by James Greaney
Artificial Intelligence, or AI as it’s known on the streets, is all the rage at the moment. The excitement has been fuelled by some mega acquisitions of companies such as MetaMind by Salesforce recently and of course the $600m acquisition of DeepMind by Google in early 2014. The latter shot to fame in March this year for developing AlphaGo; the algorithm that beat world Go champion Lee Sedol four times in a five game series.
The advertising industry in particular is very good at getting excited about new tech and trends, but then not very good at taking advantage of them. Big data was the latest fad, and while medicine, mining and manufacturing applied it quickly, marketing only talked about it. So, how do we prevent that happening here?

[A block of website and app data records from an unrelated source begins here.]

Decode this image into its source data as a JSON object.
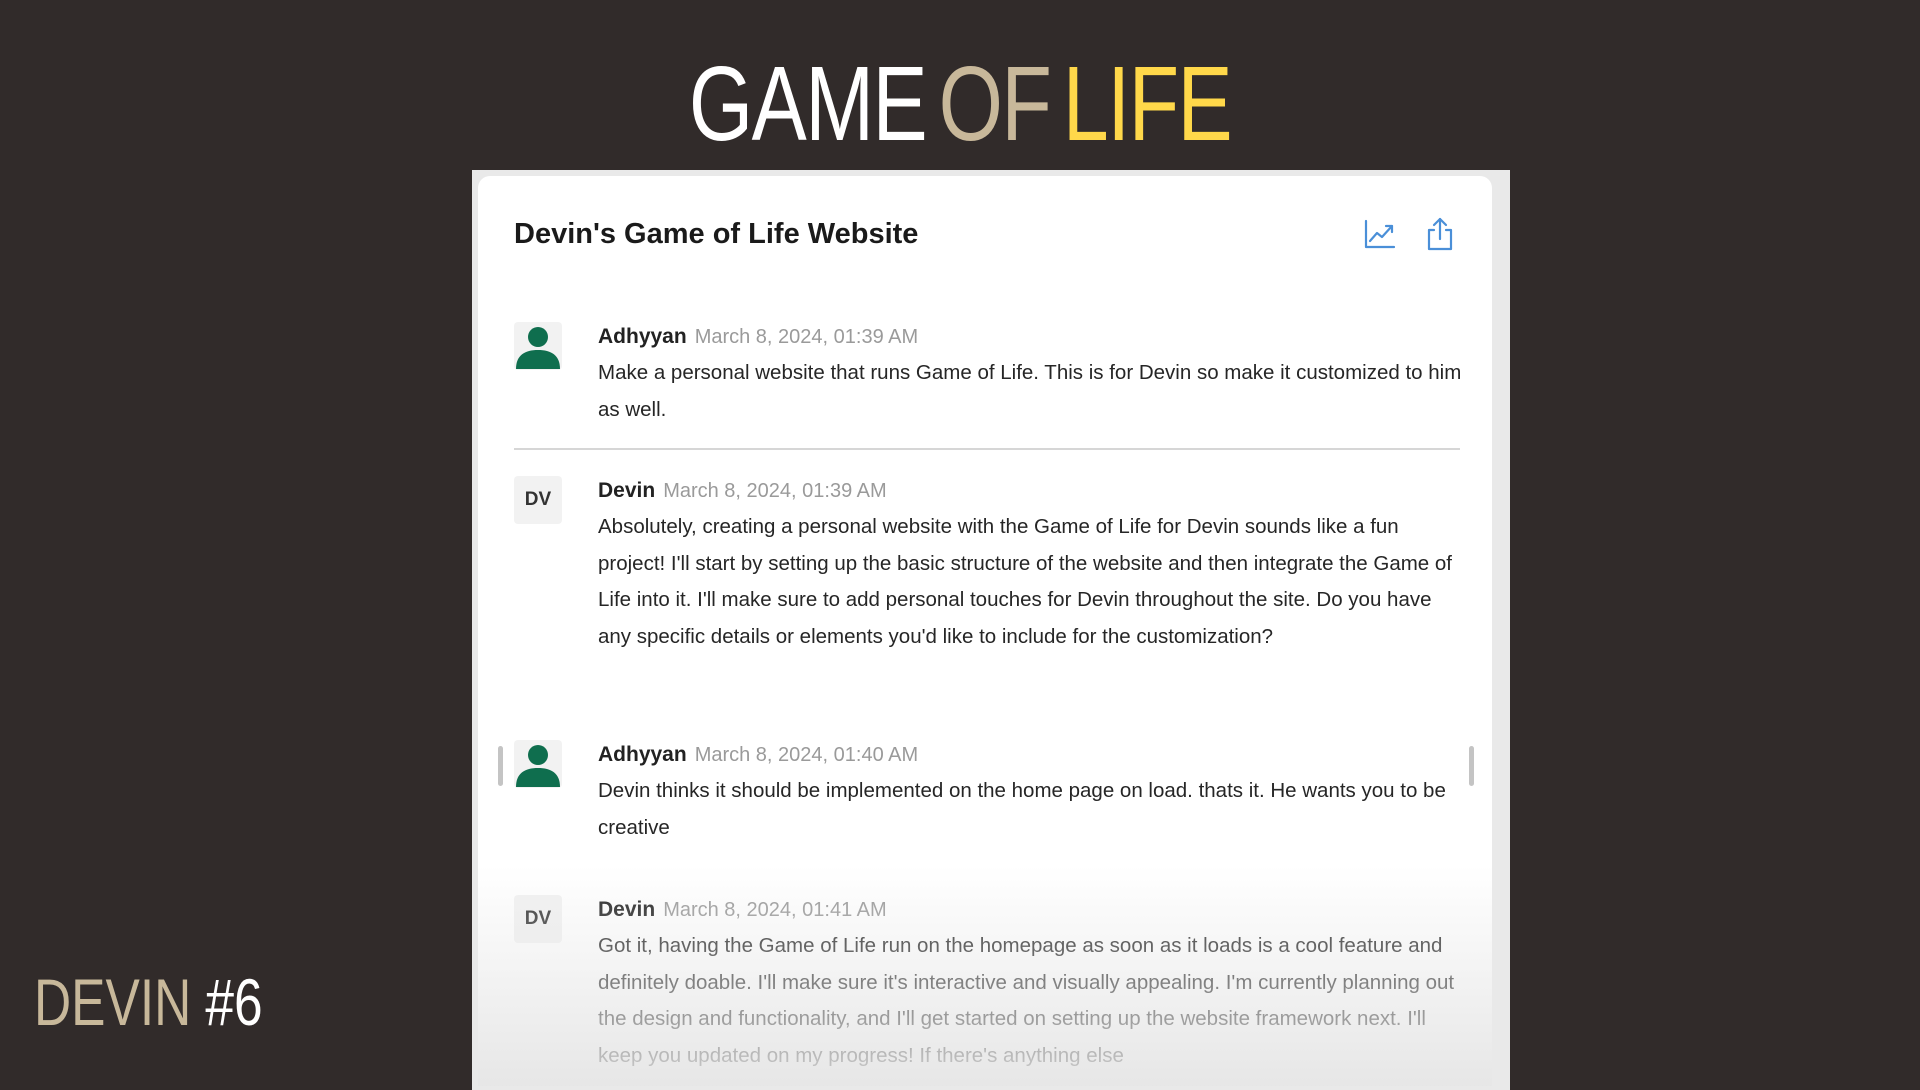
{
  "slide": {
    "title_words": [
      {
        "text": "GAME",
        "color": "#ffffff"
      },
      {
        "text": "OF",
        "color": "#c8b89a"
      },
      {
        "text": "LIFE",
        "color": "#ffd84a"
      }
    ],
    "corner_label": [
      {
        "text": "DEVIN",
        "color": "#c8b89a"
      },
      {
        "text": "#6",
        "color": "#ffffff"
      }
    ]
  },
  "panel": {
    "title": "Devin's Game of Life Website",
    "actions": [
      {
        "icon": "chart-line-icon"
      },
      {
        "icon": "share-icon"
      }
    ],
    "accent_color": "#4a8fd8",
    "user_avatar_color": "#0f6e4e"
  },
  "messages": [
    {
      "author": "Adhyyan",
      "avatar": "user-icon",
      "time": "March 8, 2024, 01:39 AM",
      "text": "Make a personal website that runs Game of Life. This is for Devin so make it customized to him as well."
    },
    {
      "author": "Devin",
      "avatar_initials": "DV",
      "time": "March 8, 2024, 01:39 AM",
      "text": "Absolutely, creating a personal website with the Game of Life for Devin sounds like a fun project! I'll start by setting up the basic structure of the website and then integrate the Game of Life into it. I'll make sure to add personal touches for Devin throughout the site. Do you have any specific details or elements you'd like to include for the customization?"
    },
    {
      "author": "Adhyyan",
      "avatar": "user-icon",
      "time": "March 8, 2024, 01:40 AM",
      "text": "Devin thinks it should be implemented on the home page on load. thats it. He wants you to be creative"
    },
    {
      "author": "Devin",
      "avatar_initials": "DV",
      "time": "March 8, 2024, 01:41 AM",
      "text": "Got it, having the Game of Life run on the homepage as soon as it loads is a cool feature and definitely doable. I'll make sure it's interactive and visually appealing. I'm currently planning out the design and functionality, and I'll get started on setting up the website framework next. I'll keep you updated on my progress! If there's anything else"
    }
  ]
}
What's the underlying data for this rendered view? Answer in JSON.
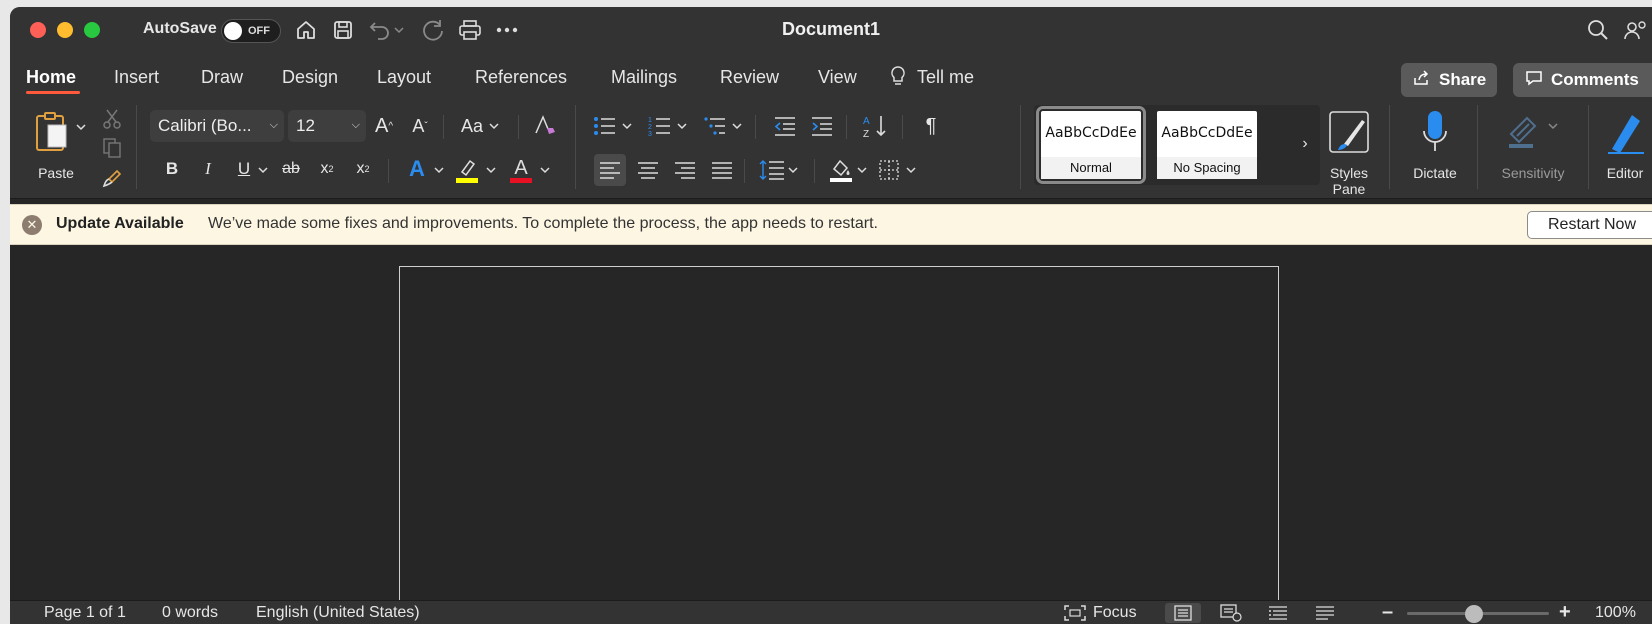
{
  "titlebar": {
    "autosave_label": "AutoSave",
    "autosave_state": "OFF",
    "title": "Document1"
  },
  "tabs": [
    {
      "label": "Home",
      "active": true
    },
    {
      "label": "Insert"
    },
    {
      "label": "Draw"
    },
    {
      "label": "Design"
    },
    {
      "label": "Layout"
    },
    {
      "label": "References"
    },
    {
      "label": "Mailings"
    },
    {
      "label": "Review"
    },
    {
      "label": "View"
    },
    {
      "label": "Tell me"
    }
  ],
  "actions": {
    "share_label": "Share",
    "comments_label": "Comments"
  },
  "ribbon": {
    "paste_label": "Paste",
    "font_name": "Calibri (Bo...",
    "font_size": "12",
    "change_case_label": "Aa",
    "styles": [
      {
        "preview": "AaBbCcDdEe",
        "name": "Normal",
        "selected": true
      },
      {
        "preview": "AaBbCcDdEe",
        "name": "No Spacing"
      }
    ],
    "styles_pane_label_1": "Styles",
    "styles_pane_label_2": "Pane",
    "dictate_label": "Dictate",
    "sensitivity_label": "Sensitivity",
    "editor_label": "Editor"
  },
  "notification": {
    "title": "Update Available",
    "message": "We’ve made some fixes and improvements. To complete the process, the app needs to restart.",
    "button": "Restart Now"
  },
  "status": {
    "page": "Page 1 of 1",
    "words": "0 words",
    "language": "English (United States)",
    "focus_label": "Focus",
    "zoom": "100%",
    "zoom_fraction": 0.47
  },
  "colors": {
    "accent_underline": "#ff5a3c",
    "highlight": "#ffff00",
    "font_color": "#e81123",
    "notify_bg": "#fdf6e3"
  }
}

Firstly, it’s worth getting past some of the frenzied reports of what AI is going to do. As Gartner’s Hype Cycle neatly outlines, the path to the ‘plateau of productivity’ is preceded by the ‘peak of inflated expectations’, the ‘trough of disillusionment’ and ‘slope of enlightenment’. Let’s help advertising move AI towards that goal of productivity quickly.
To start, let’s acknowledge that Artificial Intelligence isn’t exactly a new thing.
Computer gaming leveraged the concept since its inception in 1951. In 1998 we saw the launch of Half-Life (remember that?) in which you are accompanied during part of the game by a security guard that helps you out. Sim City (released in 1989) boasted the capability and was pushed further in 2005 by F.E.A.R. (First Encounter Assault Recon – a first-person shooter where the player controls supernatural phenomenon and armies of cloned soldiers). In this game the AI used a planner to generate context-sensitive behaviours – the first time in a mainstream game. The enemies were capable of using the environment very cleverly, finding cover behind tables, tipping bookshelves, opening doors and crashing through windows.
So, is the AI we know today shaped by the seismic technology shifts that have happened in the last few years?
Artificial Intelligence, which is Machine Learning (i.e. machines actually learning) has been transformed by a technique called Deep Learning. It has been allowed to abandon some of the constraints previously impeding its progress (such as significant amounts of code) and has made huge leaps in voice, image and text recognition and interpretation.
Of course, these are mostly examples of Deep Learning in which the processes are guided by the data scientist.
The next level application of Deep Learning is along the lines of what was achieved by DeepMind; an algorithm that once unleashed by the data scientist, learns how to perform tasks by observing them rather than being explicitly programmed to perform them.
Our working in this area has seen us leverage AI to make leaps in standard concepts such as Market Mix Modelling. The iterations refine the parameter values within the model to help its accuracy increase by up to 50 percent in some instances. It's like we taught a child to ride a bike and they’ve quickly escalated to Olympic standard on their own.
Now we imagine taking a brief that can be reviewed, refined and reversed instantly so a creative team has five days rather than one to come up with some ideas. And in some instances, could the algorithm even come up with a couple of concepts?
Or, delivering a product to a customer before they realise they need it. Oh right, that’s happening – well done Amazon.
Businesses have embraced it, but advertising has squandered it. We should seize this opportunity instead of thinking of it as a fad. Because the signs are showing that this isn’t one.